And that’s what’s really important in this film.
He plays US Marine Drummer, a man who has grown up with his best friend Devin (Jai Courteney), who also followed him into the army. And who has a beloved wife (Kate Mara) and son. That core set of relationships is the beating, bleeding heart of this film.
The story is split into three strands, the past, where we learn how close his family is and how he’s a loving father and husband, the present, where we know that something terrible has happened and he talks to his counselor (Gary Oldman). And then there’s the bleak future, where he and Devin wander through the wreckage of the city to try to find his son, in a world where something has wiped out almost all humanity. Will he succeed? Or is is son lost forever?
This film has some pretty average dialogue, and some really obvious plot points. It could easily be a pretty terrible film. But it’s not. It’s actually rather beautiful, though you’ll probably guess the plot twist fairly early on. Drummer so obviously loves his wife, Natalie, and they have a really genuine, sweet chemistry. Some of the best that I’ve seen on film for a while. Devin comes across as warm, funny and tough, the kind of best friend you want by your side whether in war or everyday life. And Drummer is a good dad, he listens to his child, and their conversations feel very real.
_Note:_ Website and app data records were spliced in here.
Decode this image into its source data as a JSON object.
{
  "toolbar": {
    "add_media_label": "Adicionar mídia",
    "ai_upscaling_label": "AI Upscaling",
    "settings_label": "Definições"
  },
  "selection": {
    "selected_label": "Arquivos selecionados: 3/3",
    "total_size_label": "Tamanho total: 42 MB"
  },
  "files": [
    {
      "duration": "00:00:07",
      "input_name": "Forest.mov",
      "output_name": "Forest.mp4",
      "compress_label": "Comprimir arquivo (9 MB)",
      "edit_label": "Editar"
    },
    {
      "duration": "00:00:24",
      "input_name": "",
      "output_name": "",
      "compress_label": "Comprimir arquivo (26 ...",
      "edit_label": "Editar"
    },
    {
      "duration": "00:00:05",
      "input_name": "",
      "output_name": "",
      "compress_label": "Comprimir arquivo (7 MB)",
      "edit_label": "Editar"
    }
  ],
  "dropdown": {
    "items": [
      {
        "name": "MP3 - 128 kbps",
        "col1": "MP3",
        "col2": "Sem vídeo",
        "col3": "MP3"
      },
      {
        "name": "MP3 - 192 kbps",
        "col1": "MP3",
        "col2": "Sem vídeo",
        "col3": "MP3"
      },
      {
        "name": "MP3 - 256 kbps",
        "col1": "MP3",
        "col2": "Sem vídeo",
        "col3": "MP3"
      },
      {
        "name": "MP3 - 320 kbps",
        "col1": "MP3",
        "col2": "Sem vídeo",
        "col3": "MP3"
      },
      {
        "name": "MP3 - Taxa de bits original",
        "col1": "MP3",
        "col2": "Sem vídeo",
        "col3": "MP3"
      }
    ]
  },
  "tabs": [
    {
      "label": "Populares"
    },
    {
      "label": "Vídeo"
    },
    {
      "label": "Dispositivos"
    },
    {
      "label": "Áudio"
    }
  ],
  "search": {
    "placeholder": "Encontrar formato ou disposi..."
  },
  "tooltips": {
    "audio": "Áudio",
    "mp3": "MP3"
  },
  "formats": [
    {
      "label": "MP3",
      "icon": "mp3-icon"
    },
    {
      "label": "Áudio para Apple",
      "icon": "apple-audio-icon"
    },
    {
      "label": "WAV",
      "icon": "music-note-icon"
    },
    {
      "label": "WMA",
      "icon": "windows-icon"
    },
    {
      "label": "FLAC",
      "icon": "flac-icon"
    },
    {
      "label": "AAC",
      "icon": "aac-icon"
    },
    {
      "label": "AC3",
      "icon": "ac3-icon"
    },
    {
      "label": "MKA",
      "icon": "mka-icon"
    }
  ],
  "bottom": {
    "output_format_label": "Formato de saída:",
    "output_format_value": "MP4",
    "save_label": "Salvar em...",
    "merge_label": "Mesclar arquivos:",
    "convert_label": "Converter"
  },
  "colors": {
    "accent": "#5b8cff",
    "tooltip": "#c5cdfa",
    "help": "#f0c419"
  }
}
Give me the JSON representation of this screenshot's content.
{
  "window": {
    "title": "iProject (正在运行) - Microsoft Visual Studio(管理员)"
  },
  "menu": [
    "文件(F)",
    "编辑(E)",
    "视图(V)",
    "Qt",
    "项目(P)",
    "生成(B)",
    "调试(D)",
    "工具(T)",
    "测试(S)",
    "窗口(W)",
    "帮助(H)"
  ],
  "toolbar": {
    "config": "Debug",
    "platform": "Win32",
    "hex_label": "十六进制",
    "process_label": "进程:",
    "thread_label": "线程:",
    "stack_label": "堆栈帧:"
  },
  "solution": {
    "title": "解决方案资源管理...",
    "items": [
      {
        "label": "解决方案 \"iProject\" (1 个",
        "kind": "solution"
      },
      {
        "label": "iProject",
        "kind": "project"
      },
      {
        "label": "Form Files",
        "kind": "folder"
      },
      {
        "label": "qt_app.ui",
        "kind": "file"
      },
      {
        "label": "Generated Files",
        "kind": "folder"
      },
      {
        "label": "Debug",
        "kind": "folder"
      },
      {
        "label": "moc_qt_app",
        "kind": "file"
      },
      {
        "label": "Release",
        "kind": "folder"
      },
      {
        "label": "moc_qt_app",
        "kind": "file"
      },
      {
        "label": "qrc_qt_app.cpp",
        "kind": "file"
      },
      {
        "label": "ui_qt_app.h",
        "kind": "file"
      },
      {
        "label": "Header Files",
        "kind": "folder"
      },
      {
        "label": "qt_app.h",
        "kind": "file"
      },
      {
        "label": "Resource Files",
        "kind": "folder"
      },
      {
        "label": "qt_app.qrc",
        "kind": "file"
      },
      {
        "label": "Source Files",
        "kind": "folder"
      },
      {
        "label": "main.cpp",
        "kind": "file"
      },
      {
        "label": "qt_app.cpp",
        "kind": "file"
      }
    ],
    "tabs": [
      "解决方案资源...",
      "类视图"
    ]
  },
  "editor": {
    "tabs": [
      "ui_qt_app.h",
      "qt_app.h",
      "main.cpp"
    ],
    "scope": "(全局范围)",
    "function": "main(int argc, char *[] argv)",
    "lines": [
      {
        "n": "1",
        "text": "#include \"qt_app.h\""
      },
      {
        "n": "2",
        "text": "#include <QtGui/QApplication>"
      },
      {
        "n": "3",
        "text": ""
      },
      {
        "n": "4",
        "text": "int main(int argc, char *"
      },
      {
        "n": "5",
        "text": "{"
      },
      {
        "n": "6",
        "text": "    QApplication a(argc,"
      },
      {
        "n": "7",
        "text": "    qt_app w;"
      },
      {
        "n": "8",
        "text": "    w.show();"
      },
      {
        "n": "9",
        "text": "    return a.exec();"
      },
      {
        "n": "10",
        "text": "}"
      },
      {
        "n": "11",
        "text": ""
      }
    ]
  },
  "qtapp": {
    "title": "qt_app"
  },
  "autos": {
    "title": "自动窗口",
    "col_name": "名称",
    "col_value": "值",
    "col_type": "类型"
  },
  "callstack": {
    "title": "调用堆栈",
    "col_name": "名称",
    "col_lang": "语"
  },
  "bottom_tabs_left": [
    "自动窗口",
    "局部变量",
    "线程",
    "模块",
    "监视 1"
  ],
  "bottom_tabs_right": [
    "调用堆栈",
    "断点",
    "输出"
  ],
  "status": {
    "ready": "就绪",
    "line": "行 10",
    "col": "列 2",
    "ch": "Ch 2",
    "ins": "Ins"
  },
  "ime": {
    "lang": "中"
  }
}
Without giving away too much, there’s a message at the heart of this film, and one that I feel a bit strongly about. In some ways, the ending of this film kind of subverts its intention, by making something terrifying and dangerous that really deserves compassion. It has some real melodrama in the final scenes too. Really laying it all on thick. But, I’m actually going to let that pass, because I got something out of watching this film. Because it has suspense and it makes you care.
The way it was shot is fantastic. The whole film has this hyper-real colour and filter to it, which looks a bit like a video game. As this is across all three story strands, it helps give the sense of something very bad coming, of looming darkness and heightened reality. Skies are dirty, even at Summer picnics. The end is nigh. It takes you out of the kinds of visuals you’d expect in the everyday, in a drama or family film, for example, and puts you in a darker reality that looks a lot like ours, but also isn’t. It’s a subtle thing but it works.
It’s not a game changing film, it’s not going to change your life either, but it has a lot of heart. It makes you care, and it draws you in with it’s twining narratives, delaying the gratification by piecing out the story. It’s functional as a thriller and as a war narrative, which are two genres that I particularly like, and though it has a message, it’s not preachy. ~
It feels low budget, it has it’s flaws, but on the whole, it’s a lot of fun.
Man Down is out in cinemas 31st March